My sister-in-law is taking out fraudulent life insurance in my husband's name.
She named herself as the beneficiary on a $100,000 policy, and I get a letter to my husband addressed to her house, but routed to my PO Box because of an old mail forwarding order.
I open it up and it says something like "Hi, <husband's name>!" and starts listing off the $100k death benefit, his sister as beneficiary, and the policy details like premiums, and she set it up to autopay out of her bank account at the credit union she uses.
We took it straight to the police. I already had suspicions about her and had active fraud alerts on my husband's credit report because he told me that when he arrived in the country, she tried opening credit cards in his new Social Security number and there was a hard pull from Capital One on the report.
After reporting this to the police, who are now investigating it, we got the fraud department on the phone and canceled the policy, and they're sending us an Affidavit of Fraud to fill out and get notarized to mail back to them so they can start working this from their end.
I had TransUnion and Experian freeze his credit reports, but we've been having trouble getting into Equifax to do that (will sort that out later, I guess.
I noticed that there's a Soft Pull from the company that sold her the plan, and it's some sort of tech company out of California called Ethos Technologies.
I reported his sister to the FTC. Don't expect THEM to do anything, but it was enough to get an Identity Theft Report to do an extended fraud alert. Will get that in today.
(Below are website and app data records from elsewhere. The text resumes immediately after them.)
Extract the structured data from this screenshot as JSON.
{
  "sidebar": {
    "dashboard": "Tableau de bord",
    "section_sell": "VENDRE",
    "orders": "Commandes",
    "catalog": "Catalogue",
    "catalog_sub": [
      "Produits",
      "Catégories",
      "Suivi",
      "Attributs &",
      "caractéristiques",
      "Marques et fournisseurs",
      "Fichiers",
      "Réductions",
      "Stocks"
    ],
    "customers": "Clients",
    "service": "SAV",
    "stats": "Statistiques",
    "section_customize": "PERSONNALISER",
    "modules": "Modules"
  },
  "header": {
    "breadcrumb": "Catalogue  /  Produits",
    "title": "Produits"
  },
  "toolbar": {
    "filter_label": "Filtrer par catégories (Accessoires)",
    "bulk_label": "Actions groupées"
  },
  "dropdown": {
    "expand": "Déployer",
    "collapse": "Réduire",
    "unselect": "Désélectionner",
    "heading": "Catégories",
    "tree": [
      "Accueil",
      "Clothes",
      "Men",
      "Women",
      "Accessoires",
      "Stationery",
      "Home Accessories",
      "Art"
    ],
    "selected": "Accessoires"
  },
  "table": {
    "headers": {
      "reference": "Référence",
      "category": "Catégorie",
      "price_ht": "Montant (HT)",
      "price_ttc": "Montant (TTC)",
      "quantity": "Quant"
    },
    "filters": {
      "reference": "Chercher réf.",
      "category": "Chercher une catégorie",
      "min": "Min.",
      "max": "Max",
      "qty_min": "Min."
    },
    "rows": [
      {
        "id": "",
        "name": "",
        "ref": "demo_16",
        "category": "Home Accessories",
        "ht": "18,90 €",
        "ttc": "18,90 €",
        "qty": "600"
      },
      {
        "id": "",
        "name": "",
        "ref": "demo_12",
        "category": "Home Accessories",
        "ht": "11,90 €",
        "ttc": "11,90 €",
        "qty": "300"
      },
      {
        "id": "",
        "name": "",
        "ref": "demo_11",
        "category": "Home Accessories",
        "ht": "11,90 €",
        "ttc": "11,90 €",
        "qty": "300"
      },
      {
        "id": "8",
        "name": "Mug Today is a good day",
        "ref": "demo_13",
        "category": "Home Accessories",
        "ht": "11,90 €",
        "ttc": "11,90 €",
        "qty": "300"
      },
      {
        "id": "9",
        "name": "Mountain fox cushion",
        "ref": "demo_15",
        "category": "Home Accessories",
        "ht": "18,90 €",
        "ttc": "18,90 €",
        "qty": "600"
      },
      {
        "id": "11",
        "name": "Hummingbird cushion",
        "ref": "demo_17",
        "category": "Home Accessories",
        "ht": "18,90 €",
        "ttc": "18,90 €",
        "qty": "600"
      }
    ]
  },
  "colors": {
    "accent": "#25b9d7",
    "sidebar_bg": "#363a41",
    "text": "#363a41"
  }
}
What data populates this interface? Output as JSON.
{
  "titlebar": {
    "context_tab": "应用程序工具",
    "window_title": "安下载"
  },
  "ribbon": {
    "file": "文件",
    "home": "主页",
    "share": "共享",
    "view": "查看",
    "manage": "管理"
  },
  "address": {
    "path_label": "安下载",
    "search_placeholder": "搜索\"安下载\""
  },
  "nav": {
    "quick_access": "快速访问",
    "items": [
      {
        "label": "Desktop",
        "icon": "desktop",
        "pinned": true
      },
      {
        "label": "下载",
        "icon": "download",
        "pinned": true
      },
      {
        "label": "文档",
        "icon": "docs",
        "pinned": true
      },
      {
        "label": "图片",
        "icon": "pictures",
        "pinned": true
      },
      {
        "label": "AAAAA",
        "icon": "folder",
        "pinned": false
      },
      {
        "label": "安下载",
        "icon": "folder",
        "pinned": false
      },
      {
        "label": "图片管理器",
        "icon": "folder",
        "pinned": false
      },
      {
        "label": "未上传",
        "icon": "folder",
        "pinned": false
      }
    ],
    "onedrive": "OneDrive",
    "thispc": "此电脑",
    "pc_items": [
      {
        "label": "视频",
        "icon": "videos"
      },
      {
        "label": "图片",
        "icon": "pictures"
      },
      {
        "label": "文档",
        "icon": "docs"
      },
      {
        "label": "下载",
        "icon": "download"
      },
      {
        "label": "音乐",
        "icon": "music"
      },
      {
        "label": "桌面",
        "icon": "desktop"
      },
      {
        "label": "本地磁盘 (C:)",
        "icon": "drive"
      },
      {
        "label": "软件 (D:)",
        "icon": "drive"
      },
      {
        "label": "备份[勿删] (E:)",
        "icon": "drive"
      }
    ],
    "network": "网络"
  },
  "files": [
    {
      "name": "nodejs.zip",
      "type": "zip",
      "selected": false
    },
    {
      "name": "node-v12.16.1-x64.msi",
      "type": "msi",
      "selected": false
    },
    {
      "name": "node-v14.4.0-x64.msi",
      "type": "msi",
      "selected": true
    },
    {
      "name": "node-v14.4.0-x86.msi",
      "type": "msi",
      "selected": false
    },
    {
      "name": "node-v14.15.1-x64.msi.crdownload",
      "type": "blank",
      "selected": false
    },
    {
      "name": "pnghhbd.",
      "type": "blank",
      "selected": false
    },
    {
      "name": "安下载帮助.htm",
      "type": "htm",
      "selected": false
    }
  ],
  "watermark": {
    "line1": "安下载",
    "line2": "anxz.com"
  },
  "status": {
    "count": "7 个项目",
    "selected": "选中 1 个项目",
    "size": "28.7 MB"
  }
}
As far as ongoing fraud, what should we plan on, and how do we lock that down before she has any more ideas?
Is your sil's address listed anywhere on dh's credit reports? (from when she opened the fraudulent cc's) If so, dispute and get those off. If her address is NOT on his 3cb reports it's odd that the Ins. company would have mailed the policy to her address inside of the address they could have viewed on his reports when doing a soft pull. Unless his other reports like Lexis Nexis, etc. do have sil's address listed on his. You'll have to search those to find out, if you haven't already.
Did the Ins. company give a reason as to why they mailed the policy to her address instead of his?
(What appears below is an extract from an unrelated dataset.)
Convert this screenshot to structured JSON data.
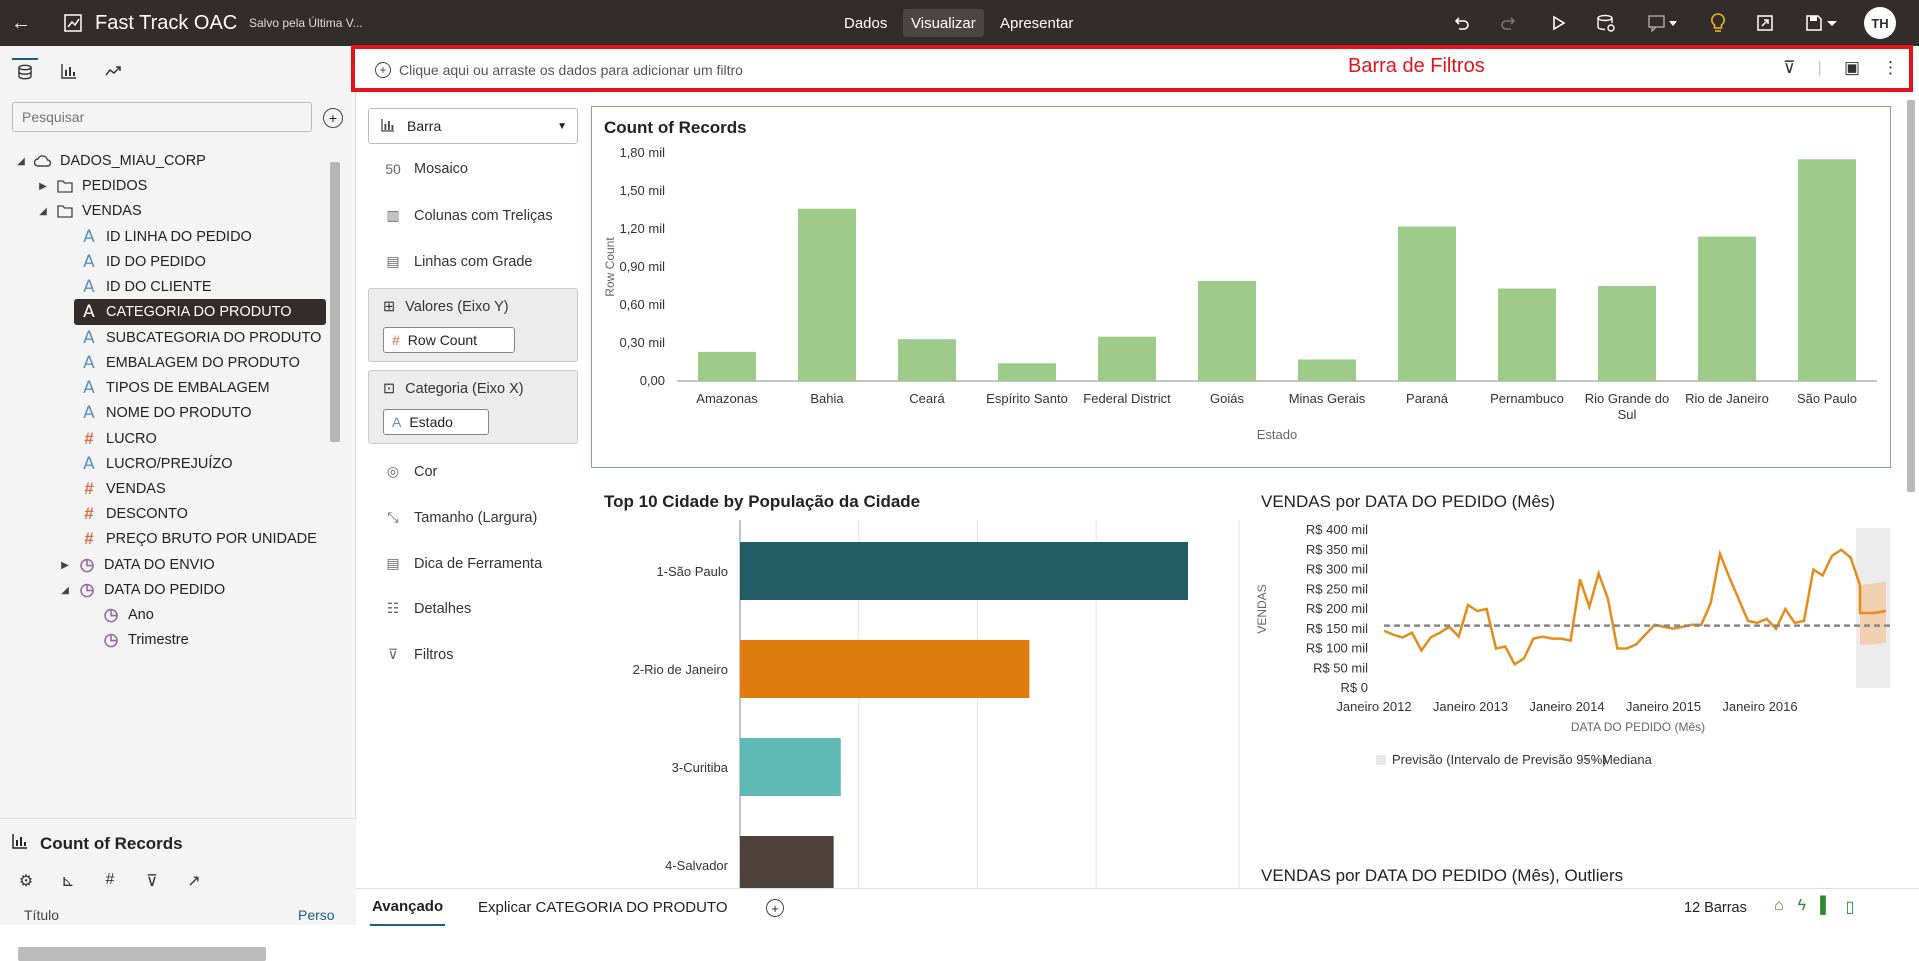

USPS did really well in this case.
GL with this, too bad it even happened.
I deleted his sister's address from all of his credit reports a while back fearing that she could find them useful in furtherance of her fraud.
I did not know about Lexis Nexis, but we just filed a suppression request on them with the FTC Identity Theft Report.
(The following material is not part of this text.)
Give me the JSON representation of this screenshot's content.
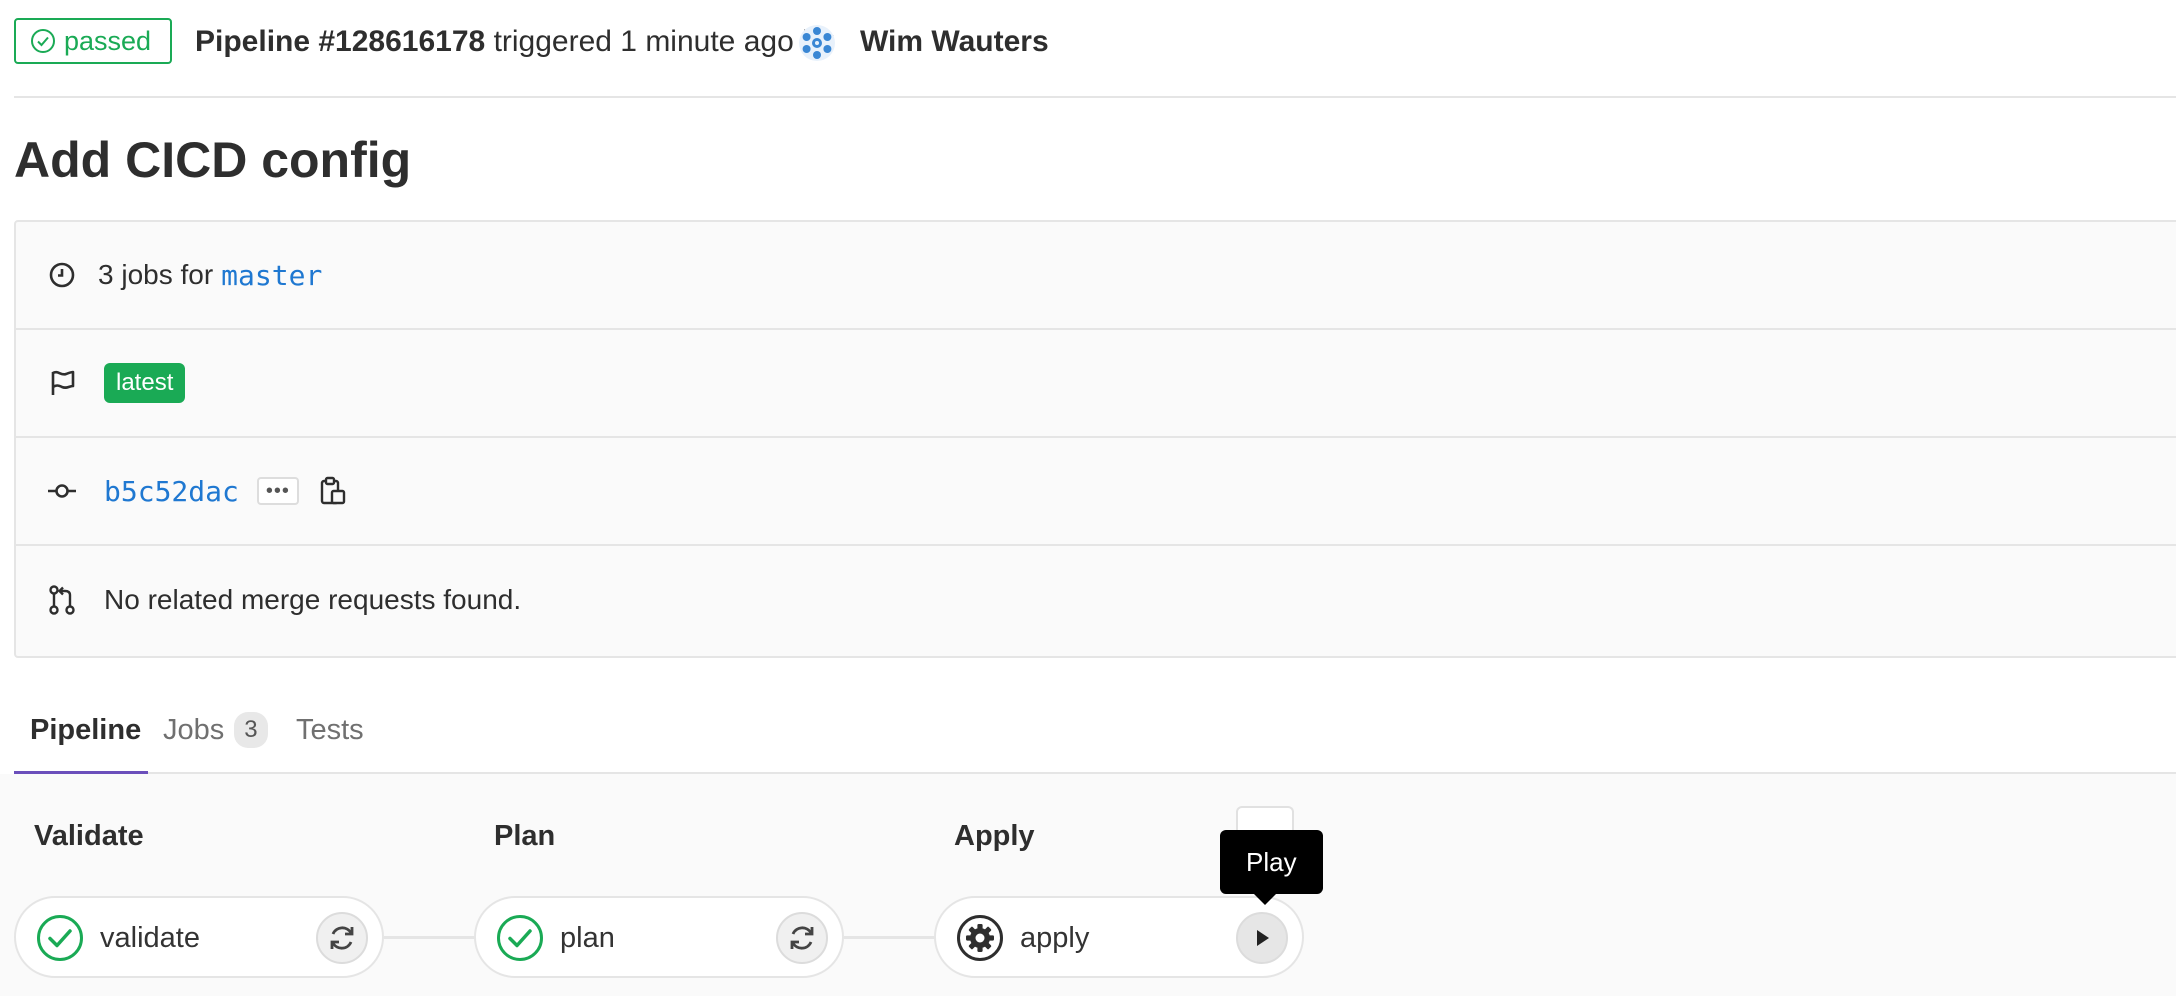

Thanks for that!
This whole thing is getting stranger.
I called the number for Ethos listed on the pull and got the personal cell phone of one of their executives. She's working with their corporate security department to open an investigation into my sister-in-law and to shut down any insurance policies she took out through them.